GOP, Big Business Bolt from Rep. Bentivolio, Run to Trott
GRAND RAPIDS, Mich. -- Even more exit visas could be imminent for the business and Republican Party establishment leaders who backed Rep. Kerry Bentivolio when he was the GOP’s BAO (Best Available Option) in the 2012 11th Congressional District of Michigan general election.
The nation’s biggest business organization and several Michigan Republican Party leaders have already crossed the border to his competitor, and Bentivolio’s campaign manager is AWOL.
Bentivolio was on the 2012 ballot only because former Rep. Thad McCotter (R-Mich.) failed to qualify for the 2012 GOP primary and unexpectedly resigned his House seat, leaving the man who loves to play Santa Claus at Christmas as the only Republican on the ballot in the Republican-Red metro Detroit district.
At the time, Bentivolio was certainly the BAO. But it is a different year, a different election and a different primary ballot this time around.
Bentivolio and his war chest — which he said had less than $130,000 in it at the end of the first quarter of 2014 — are up against Detroit-area businessman David Trott and his campaign bank account of more than $1 million, as reported at the end of the first three months of 2014. The primary is Aug. 5.
And Bentivolio has personnel problems. His campaign manager walked away May 20. However, this is not all that unusual for the Republican who was named an ACU Conservative by the American Conservative Union in April 2014: Bentivolio is being sued by his 2012 campaign manager for what he claims to be $100,000 in unpaid salary.
Still, the departure of campaign manager David Wolkinson had to hurt, especially since it came six days after the news broke that the U.S. Chamber of Commerce is throwing its support behind Trott.
"Dave has a strong record of creating jobs and promoting the principles of free enterprise and leadership in the private sector,” said Rob Engstrom, the Chamber’s senior vice president and national political director, earlier this month. “His experience as a job creator will serve the constituents of the district well and demonstrates his commitment to policies that will produce sustained economic growth and help get our country back on track."
Desertions by several top Michigan GOP leaders were announced May 22.
Four vice chairs from the Michigan Republican Party endorsed Trott’s campaign for Congress. Three of the vice chairs actually switched their support from Bentivolio to Trott.
“It is important that all of our Republican candidates demonstrate honesty and integrity," said Michigan GOP Ethnic Vice Chair Linda Lee Tarver. “Dave Trott has been a successful businessman who has conducted himself with honesty and integrity. He is exactly the type of candidate that our party needs, and that is why I am proud to announce my support for his candidacy.”
Michigan GOP Youth Vice Chair Blake Edmonds said, “People of my generation are seeking conservative leaders that we can look up to and respect. Dave Trott is the kind of leader that young Republicans can rally behind. That is why I am honored to join Dave and his team.”

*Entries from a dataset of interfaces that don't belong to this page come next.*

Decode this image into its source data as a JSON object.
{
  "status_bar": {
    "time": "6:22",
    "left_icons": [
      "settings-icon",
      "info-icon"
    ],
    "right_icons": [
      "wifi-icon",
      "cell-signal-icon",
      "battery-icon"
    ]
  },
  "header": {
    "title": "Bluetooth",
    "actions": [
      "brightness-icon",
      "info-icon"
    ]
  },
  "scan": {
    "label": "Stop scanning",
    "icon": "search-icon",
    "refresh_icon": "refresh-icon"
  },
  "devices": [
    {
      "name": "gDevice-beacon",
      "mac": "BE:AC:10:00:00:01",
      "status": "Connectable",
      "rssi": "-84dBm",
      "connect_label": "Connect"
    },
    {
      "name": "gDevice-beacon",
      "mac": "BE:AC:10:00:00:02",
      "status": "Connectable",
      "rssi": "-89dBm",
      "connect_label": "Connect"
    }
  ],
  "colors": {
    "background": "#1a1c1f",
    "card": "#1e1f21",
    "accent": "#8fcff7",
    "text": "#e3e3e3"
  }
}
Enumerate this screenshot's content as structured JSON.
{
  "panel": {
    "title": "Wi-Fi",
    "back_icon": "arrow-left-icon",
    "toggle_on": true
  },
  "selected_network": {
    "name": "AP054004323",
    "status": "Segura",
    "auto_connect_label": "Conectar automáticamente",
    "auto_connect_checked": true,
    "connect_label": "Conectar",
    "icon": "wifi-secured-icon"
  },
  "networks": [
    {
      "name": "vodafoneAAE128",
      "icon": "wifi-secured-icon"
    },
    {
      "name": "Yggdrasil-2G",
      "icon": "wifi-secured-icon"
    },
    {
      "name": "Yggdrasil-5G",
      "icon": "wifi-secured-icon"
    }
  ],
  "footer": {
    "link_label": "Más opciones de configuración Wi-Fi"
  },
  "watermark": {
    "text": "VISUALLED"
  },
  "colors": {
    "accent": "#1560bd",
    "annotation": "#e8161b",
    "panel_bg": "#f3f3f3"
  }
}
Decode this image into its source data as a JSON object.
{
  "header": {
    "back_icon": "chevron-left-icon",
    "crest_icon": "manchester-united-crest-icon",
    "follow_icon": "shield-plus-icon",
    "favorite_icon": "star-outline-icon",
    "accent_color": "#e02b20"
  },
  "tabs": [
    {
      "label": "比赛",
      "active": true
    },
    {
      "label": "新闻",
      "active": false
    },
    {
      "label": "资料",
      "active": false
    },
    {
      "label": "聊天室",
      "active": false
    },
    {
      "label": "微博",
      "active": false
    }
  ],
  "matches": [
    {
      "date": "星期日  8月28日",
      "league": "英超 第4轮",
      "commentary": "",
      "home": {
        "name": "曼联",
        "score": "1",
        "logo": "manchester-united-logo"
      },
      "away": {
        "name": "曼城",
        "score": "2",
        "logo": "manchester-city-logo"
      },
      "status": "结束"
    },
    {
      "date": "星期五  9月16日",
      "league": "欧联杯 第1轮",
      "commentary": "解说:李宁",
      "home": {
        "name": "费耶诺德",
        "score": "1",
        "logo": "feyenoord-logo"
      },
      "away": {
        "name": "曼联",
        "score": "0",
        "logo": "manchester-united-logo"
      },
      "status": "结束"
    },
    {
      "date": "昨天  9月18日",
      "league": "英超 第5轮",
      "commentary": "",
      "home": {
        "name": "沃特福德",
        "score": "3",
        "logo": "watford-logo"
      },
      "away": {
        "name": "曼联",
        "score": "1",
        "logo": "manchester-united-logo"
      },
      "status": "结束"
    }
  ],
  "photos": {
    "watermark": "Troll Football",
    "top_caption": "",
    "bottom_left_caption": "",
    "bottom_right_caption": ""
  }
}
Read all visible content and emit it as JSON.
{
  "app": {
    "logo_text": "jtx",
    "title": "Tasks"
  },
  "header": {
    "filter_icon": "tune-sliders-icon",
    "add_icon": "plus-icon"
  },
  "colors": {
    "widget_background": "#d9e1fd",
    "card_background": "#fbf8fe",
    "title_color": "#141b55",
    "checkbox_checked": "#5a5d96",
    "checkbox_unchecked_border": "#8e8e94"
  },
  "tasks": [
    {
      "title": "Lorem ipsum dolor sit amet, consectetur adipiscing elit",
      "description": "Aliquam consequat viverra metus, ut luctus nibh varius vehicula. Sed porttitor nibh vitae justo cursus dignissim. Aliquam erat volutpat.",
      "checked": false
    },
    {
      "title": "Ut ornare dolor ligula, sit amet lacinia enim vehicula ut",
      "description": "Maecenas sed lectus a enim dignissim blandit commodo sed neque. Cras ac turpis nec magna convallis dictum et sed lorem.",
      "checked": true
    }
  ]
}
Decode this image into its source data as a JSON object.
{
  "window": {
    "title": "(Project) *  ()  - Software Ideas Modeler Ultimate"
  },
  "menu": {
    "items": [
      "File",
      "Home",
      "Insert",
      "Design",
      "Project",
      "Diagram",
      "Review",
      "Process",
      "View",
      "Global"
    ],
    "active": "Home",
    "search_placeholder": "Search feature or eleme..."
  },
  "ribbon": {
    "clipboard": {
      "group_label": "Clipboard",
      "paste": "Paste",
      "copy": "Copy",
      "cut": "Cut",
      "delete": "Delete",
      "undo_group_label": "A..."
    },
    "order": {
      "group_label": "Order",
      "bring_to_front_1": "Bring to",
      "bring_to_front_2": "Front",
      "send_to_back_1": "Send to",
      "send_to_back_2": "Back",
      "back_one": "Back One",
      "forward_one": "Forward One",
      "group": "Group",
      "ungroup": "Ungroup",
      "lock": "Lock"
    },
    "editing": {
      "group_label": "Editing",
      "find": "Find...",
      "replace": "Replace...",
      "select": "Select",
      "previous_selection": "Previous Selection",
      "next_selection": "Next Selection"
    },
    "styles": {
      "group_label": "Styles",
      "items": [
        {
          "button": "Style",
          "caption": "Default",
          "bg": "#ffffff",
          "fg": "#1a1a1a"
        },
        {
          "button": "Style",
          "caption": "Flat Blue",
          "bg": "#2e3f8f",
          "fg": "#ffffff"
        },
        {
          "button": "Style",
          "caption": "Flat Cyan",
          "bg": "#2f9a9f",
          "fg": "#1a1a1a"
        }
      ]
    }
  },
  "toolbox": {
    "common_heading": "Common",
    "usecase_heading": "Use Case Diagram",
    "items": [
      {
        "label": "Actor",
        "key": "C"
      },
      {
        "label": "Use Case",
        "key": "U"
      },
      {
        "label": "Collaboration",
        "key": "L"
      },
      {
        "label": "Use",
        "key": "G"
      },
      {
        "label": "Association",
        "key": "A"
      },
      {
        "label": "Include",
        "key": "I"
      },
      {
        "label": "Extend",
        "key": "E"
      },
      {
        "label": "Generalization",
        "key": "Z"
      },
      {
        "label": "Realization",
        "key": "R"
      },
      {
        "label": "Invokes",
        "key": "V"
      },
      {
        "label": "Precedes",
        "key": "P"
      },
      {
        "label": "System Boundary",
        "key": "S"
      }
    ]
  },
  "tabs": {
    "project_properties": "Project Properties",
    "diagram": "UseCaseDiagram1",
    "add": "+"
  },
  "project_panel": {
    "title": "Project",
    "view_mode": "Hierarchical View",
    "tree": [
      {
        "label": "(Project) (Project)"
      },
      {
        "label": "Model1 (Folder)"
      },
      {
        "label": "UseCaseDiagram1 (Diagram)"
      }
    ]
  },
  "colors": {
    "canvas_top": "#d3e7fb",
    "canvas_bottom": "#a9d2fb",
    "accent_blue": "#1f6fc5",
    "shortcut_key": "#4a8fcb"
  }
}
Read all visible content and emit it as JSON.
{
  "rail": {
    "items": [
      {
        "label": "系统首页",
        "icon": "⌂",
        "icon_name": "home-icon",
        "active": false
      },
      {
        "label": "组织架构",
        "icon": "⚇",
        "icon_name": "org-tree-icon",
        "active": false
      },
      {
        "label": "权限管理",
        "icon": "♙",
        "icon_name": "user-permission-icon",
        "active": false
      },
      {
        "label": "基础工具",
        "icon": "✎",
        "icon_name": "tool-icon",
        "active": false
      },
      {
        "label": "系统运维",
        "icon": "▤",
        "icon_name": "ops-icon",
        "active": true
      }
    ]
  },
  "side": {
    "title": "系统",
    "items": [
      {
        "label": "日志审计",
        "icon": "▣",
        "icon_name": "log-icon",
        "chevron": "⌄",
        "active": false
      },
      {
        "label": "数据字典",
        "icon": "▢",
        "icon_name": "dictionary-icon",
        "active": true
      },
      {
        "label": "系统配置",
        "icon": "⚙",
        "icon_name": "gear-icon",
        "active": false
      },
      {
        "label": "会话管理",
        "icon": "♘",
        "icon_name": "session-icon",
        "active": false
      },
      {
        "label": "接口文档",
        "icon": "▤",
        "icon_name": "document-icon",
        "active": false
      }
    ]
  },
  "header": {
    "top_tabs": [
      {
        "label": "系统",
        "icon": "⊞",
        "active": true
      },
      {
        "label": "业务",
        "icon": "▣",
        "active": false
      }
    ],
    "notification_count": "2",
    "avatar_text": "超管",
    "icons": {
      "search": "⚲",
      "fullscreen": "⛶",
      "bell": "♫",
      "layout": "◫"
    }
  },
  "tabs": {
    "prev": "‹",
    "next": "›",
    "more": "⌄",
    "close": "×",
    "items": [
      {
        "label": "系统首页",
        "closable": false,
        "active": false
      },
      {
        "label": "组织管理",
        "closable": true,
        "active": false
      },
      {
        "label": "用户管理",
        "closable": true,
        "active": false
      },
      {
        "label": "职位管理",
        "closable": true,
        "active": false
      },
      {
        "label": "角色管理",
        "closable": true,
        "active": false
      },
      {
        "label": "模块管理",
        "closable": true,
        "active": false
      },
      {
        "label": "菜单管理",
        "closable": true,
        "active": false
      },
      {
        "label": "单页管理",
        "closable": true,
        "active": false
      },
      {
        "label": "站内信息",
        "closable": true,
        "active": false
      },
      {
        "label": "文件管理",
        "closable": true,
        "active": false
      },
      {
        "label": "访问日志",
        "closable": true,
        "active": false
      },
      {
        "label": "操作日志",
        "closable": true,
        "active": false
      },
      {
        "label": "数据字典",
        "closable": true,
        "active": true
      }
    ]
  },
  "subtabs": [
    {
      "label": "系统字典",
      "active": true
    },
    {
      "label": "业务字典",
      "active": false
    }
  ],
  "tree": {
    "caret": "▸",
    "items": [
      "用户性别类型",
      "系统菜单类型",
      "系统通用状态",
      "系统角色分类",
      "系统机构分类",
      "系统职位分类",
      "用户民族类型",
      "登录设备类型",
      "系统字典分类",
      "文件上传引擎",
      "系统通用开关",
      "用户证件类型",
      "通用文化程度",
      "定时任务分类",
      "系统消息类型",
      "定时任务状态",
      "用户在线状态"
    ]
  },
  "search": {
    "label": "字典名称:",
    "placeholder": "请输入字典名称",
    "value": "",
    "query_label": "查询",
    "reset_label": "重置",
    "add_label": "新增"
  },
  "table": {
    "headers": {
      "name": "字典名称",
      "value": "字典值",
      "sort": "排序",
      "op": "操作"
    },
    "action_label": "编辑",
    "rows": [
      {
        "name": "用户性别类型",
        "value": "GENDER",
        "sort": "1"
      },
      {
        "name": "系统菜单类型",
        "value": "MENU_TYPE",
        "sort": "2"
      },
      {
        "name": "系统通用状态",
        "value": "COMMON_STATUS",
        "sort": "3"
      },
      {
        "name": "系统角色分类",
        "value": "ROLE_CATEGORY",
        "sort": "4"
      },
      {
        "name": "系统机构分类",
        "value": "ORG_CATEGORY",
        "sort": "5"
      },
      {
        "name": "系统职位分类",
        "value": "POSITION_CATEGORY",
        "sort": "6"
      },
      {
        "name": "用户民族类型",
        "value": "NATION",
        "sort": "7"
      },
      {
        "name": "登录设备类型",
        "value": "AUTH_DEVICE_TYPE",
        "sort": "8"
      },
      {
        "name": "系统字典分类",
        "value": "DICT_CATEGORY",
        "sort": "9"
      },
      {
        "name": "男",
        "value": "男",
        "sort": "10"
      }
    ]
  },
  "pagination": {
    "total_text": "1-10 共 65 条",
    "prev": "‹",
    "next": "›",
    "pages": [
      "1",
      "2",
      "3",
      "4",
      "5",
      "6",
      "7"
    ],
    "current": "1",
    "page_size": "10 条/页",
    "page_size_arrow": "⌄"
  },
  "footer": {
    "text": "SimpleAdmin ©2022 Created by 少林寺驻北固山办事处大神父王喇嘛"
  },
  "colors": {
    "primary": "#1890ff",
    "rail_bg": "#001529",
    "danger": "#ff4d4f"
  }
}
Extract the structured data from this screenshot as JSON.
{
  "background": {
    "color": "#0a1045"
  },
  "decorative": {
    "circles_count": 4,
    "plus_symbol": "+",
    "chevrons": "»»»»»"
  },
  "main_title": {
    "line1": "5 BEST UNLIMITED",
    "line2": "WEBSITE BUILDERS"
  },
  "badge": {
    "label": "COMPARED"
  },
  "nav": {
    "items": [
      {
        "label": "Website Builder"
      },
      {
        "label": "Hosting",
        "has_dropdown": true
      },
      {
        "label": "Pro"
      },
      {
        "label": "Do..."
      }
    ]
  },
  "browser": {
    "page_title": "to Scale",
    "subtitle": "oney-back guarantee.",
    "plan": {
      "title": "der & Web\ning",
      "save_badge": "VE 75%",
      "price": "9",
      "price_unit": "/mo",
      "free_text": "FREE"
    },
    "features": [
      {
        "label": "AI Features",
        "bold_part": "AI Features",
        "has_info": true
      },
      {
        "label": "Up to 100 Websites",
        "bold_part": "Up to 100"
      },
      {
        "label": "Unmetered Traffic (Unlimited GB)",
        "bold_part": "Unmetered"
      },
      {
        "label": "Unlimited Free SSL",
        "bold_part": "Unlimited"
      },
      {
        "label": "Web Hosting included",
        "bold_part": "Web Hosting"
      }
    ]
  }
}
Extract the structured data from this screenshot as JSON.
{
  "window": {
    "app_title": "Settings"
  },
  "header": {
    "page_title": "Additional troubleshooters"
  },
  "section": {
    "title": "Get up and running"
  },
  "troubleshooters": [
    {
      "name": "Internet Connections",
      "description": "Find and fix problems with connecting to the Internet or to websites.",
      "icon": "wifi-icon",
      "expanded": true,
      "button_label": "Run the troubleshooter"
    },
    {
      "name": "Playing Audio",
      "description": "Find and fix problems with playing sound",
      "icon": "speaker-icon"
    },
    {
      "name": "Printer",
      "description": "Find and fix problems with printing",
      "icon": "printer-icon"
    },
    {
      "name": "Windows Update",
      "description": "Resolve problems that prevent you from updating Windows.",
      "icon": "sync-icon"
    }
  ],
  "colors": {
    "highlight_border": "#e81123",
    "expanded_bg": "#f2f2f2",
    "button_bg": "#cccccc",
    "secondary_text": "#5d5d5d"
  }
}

“As I travel around the state building our party, I am constantly elevating our Republican leaders as role models for conservative values,” said Kelly Mitchell, MIGOP Outreach Vice Chair. “It has become clear that Dave Trott is that role model in the 11th District. Dave has been a successful businessman, helped Republican candidates, and fought to grow our party."
Bentivolio has been on the far right of the Republican House caucus. Speaking on the floor of the House, he said “extreme liberal Democrats” who reminded him of “spoiled children having a tantrum” caused the October 2013 government shutdown and told supporters in August 2013 the impeachment of President Obama “would be a dream come true.”
Big Business plotting against the Tea Party in Michigan and bolting from Bentivolio could be seen in late 2013. Although he was not talking about the incumbent congressman specifically, Sandy Baruah, the president and CEO of the Detroit Regional Chamber, said the Tea Party had left the business community without a political party to talk to in Washington.
“It used to be that you could talk to the Richard Lugars and the Bob Packwoods. Now there’s only a handful of people that you can talk to.”
“This new brand of tea party Republican is not, for the most part, someone who represents the average business owner or the average business executive who is trying to do things like improve the country’s infrastructure, who is concerned about higher education and education in general, who is looking for a rational immigration system, but still is looking for sane spending controls and his concerned about our national debt,” Baruah said. “There is not a party anymore that fills those buckets.”
Bentivolio, who not only plays Santa but raises his own reindeer and has been called “mentally unbalanced” by his brother, was upsetting even his Tea Party supporters in late 2013.
Nick Kennedy, who owns a janitorial contracting company and is a self-declared Tea Party supporter, shared a stage with Bentivolio in 2012 and was one of his original supporters. But by October 2013 Kennedy had changed his mind.
Kennedy is backing Trott in the 2014 midterm election because “he is a product of the private sector like myself. When you talk to him you realize that he ‘gets’ it.”
“Bentivolio is weak,” Kennedy said. “He is wanting to be liked and I believe he has joined the establishment. All he talks about is smoking cigars with (John) Boehner.”
And Kennedy is no fan of the speaker of the House. “The fish rots from the head down,” he said.